Restaurant Impossible? Eliminating Sexual Harassment in Eateries

Sexual harassment seems to have the best table in the house in the restaurant industry.

It’s everywhere — “a normalized” part of the working environment — according to a recent report called “The Glass Floor” from the advocacy group Restaurant Opportunities Centers United.

According to the report, of the more than 5,000 people surveyed who work in the industry, 66 percent have experienced some level of harassing behavior from management, 78 percent from customers and 80 percent from co-workers.

Women are more likely to experience sexual harassment in restaurants, and women who work in states where the tipped minimum wage is $2.13 an hour are twice as likely to be sexually harassed as those women who work in states that pay full minimum wage. While 7 percent of U.S. women work in the restaurant industry, according to the report, 37 percent of all U.S. Equal Employment Opportunity Commission claims come from the restaurant industry.

Men making the tipped minimum wage also reported higher incidents of sexual harassment.

These stats don’t surprise me.

After graduating college, I took an internship that I absolutely despised, so I quit.

I ended up taking a job as a waiter until I could find work in journalism. The position paid a lot better than the internship, but that was because of the tips, not the puny salary of a couple of bucks an hour. As an introvert in a profession where extroverts thrive, I almost had to put on an outgoing, friendly act to win over the guests. Being gregarious led to better gratuities. It wasn’t me, but it helped me make money.   

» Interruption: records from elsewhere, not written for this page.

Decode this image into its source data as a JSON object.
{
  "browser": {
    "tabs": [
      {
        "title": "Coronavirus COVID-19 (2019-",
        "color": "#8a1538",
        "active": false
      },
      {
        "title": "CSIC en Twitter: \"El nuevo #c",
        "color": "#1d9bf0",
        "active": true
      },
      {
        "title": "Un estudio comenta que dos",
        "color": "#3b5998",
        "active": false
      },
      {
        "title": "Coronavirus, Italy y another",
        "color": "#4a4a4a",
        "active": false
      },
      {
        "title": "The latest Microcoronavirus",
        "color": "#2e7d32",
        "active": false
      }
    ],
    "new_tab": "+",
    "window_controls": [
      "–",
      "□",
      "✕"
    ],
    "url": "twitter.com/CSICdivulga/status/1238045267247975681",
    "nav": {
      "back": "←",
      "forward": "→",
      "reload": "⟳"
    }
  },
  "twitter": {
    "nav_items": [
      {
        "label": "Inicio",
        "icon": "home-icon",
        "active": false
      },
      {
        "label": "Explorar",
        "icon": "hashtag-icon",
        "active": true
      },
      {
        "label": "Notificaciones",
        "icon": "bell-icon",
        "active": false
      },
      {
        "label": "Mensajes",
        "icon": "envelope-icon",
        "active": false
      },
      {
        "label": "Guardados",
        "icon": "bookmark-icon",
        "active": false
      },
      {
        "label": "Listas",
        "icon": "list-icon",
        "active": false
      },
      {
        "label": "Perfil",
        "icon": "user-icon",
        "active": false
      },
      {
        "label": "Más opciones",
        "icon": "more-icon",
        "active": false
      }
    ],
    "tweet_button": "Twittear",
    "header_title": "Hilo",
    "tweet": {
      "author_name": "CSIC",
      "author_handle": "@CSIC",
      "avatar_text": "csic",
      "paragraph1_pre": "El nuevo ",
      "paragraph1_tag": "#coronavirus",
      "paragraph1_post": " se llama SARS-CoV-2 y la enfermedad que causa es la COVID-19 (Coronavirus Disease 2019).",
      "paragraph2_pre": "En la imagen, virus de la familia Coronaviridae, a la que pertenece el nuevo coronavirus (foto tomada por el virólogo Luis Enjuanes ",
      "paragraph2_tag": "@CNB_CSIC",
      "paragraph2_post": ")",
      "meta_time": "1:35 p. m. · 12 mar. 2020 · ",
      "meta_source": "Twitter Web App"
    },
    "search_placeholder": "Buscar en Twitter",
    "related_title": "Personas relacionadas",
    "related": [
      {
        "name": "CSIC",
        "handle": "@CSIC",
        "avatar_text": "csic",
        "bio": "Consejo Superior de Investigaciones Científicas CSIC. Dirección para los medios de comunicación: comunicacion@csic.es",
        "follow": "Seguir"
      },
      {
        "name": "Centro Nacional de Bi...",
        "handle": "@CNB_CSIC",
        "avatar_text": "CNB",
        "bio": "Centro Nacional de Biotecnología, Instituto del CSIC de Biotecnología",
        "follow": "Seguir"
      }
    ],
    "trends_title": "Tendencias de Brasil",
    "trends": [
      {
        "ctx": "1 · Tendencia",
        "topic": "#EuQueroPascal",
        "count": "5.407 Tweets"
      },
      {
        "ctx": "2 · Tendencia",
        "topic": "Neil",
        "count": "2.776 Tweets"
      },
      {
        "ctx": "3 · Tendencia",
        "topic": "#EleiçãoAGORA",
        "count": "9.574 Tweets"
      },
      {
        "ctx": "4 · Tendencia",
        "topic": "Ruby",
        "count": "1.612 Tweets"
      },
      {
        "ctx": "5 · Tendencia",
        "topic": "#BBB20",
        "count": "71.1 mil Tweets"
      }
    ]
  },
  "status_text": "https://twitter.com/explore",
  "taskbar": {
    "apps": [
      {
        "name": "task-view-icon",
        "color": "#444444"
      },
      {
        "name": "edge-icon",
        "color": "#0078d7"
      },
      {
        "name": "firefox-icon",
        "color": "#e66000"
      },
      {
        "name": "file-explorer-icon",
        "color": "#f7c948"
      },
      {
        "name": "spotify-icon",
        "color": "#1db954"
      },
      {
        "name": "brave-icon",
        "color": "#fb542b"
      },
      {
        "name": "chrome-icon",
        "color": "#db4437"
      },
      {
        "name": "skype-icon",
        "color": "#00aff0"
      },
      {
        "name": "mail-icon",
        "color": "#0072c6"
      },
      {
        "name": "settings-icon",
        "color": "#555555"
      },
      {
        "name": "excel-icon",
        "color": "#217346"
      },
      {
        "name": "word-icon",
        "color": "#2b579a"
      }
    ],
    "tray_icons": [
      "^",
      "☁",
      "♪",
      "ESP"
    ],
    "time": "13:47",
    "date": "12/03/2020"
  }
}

Of course, I couldn’t win everyone over. There was the couple that ordered everything piecemeal, constantly summoning me to their table to get them food, drinks, extra napkins or what have you, which was annoying but didn’t bother me too much until they left and I found a handful of pennies scattered in the ashtray. My tip. Another customer chastised me for not putting his piece of pie down in front of him with the sharp edge pointing to either “5 o’clock or 7 o’clock.” At that point I definitely knew my time as a waiter was ticking.

There were also customers who took that friendliness the wrong way. A number of men in particular invited me out for drinks, asked me for my phone number, gave me their business cards, etc. One much-older guy all but begged me to “party” with him after work; it was his birthday after all. Another tested the waters by bringing in two pinup calendars, one of all men and one of all women, to see which one interested me.

Had I complained, I do believe the management team would have had my back, but the thought of pointing out customer behavior never really occurred to me. It just came with the territory, I thought.

It’s up to managers to help provide a safe working environment regardless of the industry, but especially in a field where tips are on the line and alcohol is going down the gullets. The report recommends taking measures to establish a strict anti-harassment policy, emphasizing no tolerance for sexual harassment and not making workers wear sexually suggestive uniforms.

Now I’m not naïve to think sexual harassment can be completely eradicated from the restaurant industry, a field that has previously referred to women as “serving wenches” going back to at least the 17th and 18th centuries, but it is time for a new “normal.” Some establishments would probably go out of business on the quality of food alone, but that doesn’t mean management should turn a blind eye to harassment either, especially if they see or hear about it coming from co-workers.

That’s just good service.

This article originally appeared in Diversity Executive's sister publication, Workforce.